> _TASK DETAILS_
The answer must consist of every line below that contains the word "label".
++++ EXTRACTED RECORDS
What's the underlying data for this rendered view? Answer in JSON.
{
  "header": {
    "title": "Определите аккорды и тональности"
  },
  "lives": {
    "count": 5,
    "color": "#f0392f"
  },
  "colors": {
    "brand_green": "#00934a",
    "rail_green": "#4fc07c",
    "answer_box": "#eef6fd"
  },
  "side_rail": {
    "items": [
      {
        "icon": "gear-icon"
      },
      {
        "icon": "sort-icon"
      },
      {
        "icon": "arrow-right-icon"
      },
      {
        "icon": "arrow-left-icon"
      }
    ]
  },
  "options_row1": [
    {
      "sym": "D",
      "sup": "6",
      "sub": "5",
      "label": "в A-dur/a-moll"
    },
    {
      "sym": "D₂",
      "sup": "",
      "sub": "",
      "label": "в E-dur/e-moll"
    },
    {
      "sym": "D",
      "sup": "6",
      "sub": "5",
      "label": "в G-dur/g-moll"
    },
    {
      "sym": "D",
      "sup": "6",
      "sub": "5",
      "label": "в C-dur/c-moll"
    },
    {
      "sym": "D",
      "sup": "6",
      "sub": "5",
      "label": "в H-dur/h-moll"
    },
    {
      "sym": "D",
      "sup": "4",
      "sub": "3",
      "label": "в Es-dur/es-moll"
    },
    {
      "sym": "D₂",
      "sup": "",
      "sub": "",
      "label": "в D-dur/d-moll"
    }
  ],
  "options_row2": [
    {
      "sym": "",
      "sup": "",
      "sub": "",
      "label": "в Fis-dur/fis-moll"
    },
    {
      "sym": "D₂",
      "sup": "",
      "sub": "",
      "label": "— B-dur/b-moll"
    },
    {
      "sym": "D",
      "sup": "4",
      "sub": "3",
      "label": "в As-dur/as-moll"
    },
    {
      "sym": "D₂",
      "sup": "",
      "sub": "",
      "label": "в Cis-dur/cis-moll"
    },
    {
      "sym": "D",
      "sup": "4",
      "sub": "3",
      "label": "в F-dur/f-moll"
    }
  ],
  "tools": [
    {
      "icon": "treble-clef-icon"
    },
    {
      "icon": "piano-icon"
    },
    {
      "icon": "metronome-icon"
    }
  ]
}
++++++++
> _TASK RESPONSE_
      "label": "в A-dur/a-moll"
      "label": "в E-dur/e-moll"
      "label": "в G-dur/g-moll"
      "label": "в C-dur/c-moll"
      "label": "в H-dur/h-moll"
      "label": "в Es-dur/es-moll"
      "label": "в D-dur/d-moll"
      "label": "в Fis-dur/fis-moll"
      "label": "— B-dur/b-moll"
      "label": "в As-dur/as-moll"
      "label": "в Cis-dur/cis-moll"
      "label": "в F-dur/f-moll"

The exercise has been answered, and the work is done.